Or, at least, when it comes to the BP oil spill (polluting the sensitive wetlands of Louisiana and threatening other Gulf states). Yesterday, American Morning co-host Kiran Chetry interviewed Steven Werely, a Purdue mechanical engineer prof who questioned BP’s 5000 barrel/day estimate of the oil leak. When she asked him his own estimate (based in part on a BP video), Werely answered,  “[T]his video is what B.P. is classifying as the smaller of the two leaks. And this one in particular, I just calculated yesterday, the rate on that one is 25,000 barrels a day. And the original leak that I — not just me, but several other well-respected researchers around the country — calculated numbers considerably higher than B.P.’s — something in the order of between 20,000 and 100,000 barrels per day for that main leak.” Kiran responded, “That’s a huge differential, 20,000 to 100,000.”

Apparently, Kiran was not listening closely because she later referenced the Professor Werely’s estimates of the BP oil well leakage at 20,000-100,000 twice in the program. [As can be seen from the professor’s aforementioned quote (from transcripts.cnn.com), he also estimated an additional 25,000 barrels/day for the smaller one.] Subsequently, the author sent Kiran a Tweet and left her a comment on the AMfix blog (as James H. of LA) pointing out her mistake. Thereafter, Kiran did not cite Werely’s estimate nor did she correct her error.

Apparently, Kiran was not listening to the author either. Today, Kiran did accurately report, “We heard for the first time from BP: they were talking a little bit about the fact that they may have underestimated the oil spill. Since the disaster began more than a month ago, BP has insisted it’s 5000 barrels a day coming out of that well.”* However, she subsequently mistakenly again asserted, “We spoke to an engineer yesterday who said that the estimations are widely off [and] it’s probably about 20,000 to as much as 100,000 barrels of oil a day leaking out of there.”

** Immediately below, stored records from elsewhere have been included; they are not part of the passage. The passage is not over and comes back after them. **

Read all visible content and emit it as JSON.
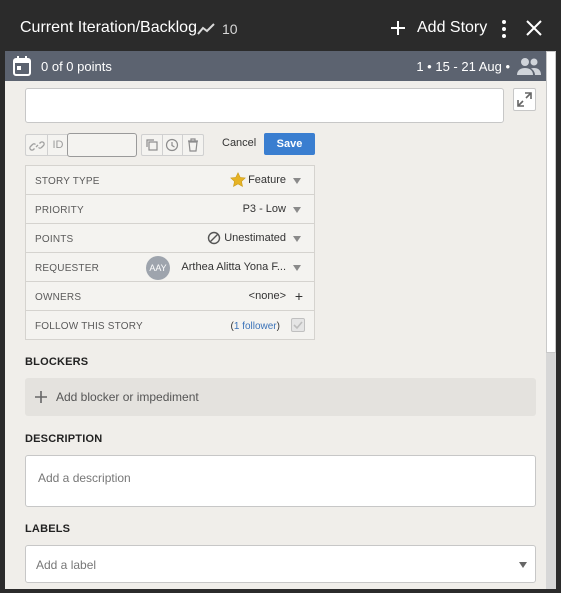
{
  "header": {
    "title": "Current Iteration/Backlog",
    "velocity": "10",
    "add_story_label": "Add Story"
  },
  "subbar": {
    "points": "0 of 0 points",
    "iteration": "1 • 15 - 21 Aug •"
  },
  "form": {
    "story_name_value": "",
    "id_label": "ID",
    "id_value": "",
    "cancel_label": "Cancel",
    "save_label": "Save"
  },
  "details": [
    {
      "label": "STORY TYPE",
      "value": "Feature"
    },
    {
      "label": "PRIORITY",
      "value": "P3 - Low"
    },
    {
      "label": "POINTS",
      "value": "Unestimated"
    },
    {
      "label": "REQUESTER",
      "value": "Arthea Alitta Yona F...",
      "avatar": "AAY"
    },
    {
      "label": "OWNERS",
      "value": "<none>"
    },
    {
      "label": "FOLLOW THIS STORY",
      "value_prefix": "(",
      "value_link": "1 follower",
      "value_suffix": ")"
    }
  ],
  "blockers": {
    "title": "BLOCKERS",
    "add_label": "Add blocker or impediment"
  },
  "description": {
    "title": "DESCRIPTION",
    "placeholder": "Add a description"
  },
  "labels": {
    "title": "LABELS",
    "placeholder": "Add a label"
  },
  "colors": {
    "accent": "#3a7ed0",
    "header_bg": "#2b2b2b",
    "subbar_bg": "#5c6370",
    "panel_bg": "#f0eeea",
    "star": "#e6b325"
  }
}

Consequently, the author anew gave Kiran three Tweets (including a link to the CNN transcipt of AM yesterday) and posted an AMfix blog comment noting her error. Happily, once more Kiran did not repeat her mistake. Unhappily, she did not correct it either for her AM audience even in a subsequent BP oil spill segment, named, “How Much Oil is Gushing?” Ironically, AM co-anchor John Roberts introduced that very story, saying, “When it comes to the oil spill in the Gulf of Mexico, size, apparently, does matter to the White House now.”

Unfortunately, size does not seem to matter to Kiran now. It should. If Professor Werely is correct, Kiran is overlooking a leak (that “small” 25,000 barrels/day oil leak) that is FIVE TIMES the size of what BP had estimated that the entire well is leaking.  Those of us in the affected states and/or who care about this ecological disaster assuredly do. Hopefully, tomorrow and thereafter, Kiran will, too.

[N.B. The BP well had three oil leaks, one of which has been closed.]

*American Morning – 05/21/10 (@7:29 a.m. ET)